WHAT YOU SHOULD DO: Read through the records. Copy each line that has the word "this".

===== SUPPLIED DATA

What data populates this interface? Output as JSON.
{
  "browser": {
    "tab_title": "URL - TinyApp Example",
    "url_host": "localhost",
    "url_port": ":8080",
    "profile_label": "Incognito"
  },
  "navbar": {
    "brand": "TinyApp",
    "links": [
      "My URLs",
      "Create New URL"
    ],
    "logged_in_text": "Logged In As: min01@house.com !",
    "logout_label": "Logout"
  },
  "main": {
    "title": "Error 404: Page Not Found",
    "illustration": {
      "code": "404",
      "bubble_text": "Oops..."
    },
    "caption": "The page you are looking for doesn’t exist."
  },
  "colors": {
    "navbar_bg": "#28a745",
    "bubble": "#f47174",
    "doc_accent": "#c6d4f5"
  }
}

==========
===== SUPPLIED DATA

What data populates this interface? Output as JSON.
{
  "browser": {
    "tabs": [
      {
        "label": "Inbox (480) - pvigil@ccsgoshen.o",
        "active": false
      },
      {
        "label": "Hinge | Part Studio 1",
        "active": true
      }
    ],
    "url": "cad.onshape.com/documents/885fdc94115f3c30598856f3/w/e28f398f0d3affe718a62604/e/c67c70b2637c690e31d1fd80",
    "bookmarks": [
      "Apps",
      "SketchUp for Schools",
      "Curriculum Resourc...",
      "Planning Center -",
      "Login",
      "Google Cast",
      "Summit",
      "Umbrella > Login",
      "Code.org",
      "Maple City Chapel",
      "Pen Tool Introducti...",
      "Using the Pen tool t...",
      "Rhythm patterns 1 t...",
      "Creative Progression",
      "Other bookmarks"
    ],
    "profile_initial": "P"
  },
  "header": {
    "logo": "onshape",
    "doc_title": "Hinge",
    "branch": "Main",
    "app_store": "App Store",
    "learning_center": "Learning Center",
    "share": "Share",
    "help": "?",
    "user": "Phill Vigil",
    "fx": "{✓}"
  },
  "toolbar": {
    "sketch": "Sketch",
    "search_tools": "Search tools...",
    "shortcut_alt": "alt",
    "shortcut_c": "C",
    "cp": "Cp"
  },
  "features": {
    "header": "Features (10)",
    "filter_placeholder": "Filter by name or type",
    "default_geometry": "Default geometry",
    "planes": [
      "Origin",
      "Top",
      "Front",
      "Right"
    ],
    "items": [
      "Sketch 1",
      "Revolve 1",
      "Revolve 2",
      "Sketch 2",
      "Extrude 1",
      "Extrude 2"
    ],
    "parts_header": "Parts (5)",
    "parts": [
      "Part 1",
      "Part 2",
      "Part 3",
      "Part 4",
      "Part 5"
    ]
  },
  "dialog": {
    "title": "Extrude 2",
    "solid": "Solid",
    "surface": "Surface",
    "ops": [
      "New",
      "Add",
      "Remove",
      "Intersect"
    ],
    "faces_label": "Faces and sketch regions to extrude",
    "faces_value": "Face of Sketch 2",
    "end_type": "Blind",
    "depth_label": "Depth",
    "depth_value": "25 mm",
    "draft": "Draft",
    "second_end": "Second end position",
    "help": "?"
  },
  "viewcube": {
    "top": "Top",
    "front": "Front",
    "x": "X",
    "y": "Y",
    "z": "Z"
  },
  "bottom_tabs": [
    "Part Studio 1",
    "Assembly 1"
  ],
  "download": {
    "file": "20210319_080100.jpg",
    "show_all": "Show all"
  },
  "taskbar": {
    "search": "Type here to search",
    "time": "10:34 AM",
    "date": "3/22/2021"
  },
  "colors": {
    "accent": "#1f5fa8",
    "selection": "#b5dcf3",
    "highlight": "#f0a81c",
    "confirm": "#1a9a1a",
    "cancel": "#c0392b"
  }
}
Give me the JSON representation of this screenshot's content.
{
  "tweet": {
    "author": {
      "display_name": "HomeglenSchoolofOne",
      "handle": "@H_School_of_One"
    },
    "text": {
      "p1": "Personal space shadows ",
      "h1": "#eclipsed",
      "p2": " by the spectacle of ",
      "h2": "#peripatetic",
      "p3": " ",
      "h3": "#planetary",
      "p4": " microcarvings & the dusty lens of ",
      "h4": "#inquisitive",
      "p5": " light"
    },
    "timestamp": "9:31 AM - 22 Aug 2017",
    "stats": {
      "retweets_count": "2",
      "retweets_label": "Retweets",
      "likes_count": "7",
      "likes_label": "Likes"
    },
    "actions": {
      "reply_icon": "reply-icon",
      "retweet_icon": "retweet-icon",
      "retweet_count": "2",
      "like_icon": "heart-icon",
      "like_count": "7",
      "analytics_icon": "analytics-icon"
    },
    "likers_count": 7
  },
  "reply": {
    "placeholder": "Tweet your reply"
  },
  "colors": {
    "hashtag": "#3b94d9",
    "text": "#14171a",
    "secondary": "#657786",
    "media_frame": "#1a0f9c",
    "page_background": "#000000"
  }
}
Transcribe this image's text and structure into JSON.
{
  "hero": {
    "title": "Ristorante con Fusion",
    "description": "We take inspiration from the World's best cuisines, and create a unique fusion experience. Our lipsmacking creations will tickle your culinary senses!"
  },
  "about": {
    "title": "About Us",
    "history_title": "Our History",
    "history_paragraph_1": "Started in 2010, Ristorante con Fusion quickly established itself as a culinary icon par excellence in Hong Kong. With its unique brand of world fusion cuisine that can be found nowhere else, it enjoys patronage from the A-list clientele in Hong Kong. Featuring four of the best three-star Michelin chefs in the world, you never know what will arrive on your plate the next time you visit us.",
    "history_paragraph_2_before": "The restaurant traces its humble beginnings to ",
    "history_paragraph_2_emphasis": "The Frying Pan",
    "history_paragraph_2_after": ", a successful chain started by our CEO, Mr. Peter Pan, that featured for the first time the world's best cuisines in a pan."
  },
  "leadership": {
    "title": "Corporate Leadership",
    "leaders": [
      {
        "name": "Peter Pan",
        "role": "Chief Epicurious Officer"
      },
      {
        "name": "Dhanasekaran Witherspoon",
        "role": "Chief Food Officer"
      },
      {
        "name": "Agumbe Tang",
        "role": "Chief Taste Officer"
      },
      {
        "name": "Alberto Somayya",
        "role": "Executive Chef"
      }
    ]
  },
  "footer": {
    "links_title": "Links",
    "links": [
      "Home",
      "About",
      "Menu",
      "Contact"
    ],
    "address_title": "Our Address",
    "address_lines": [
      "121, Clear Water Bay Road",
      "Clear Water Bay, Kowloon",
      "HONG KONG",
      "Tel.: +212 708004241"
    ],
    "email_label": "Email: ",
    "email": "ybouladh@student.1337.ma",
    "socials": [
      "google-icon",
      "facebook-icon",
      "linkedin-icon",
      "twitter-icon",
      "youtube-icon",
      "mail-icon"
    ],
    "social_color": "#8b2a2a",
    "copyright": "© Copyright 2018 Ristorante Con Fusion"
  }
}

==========

SOLVED PROBLEM:
What data populates this interface? Output as JSON.
What data populates this interface? Output as JSON.
Give me the JSON representation of this screenshot's content.
Transcribe this image's text and structure into JSON.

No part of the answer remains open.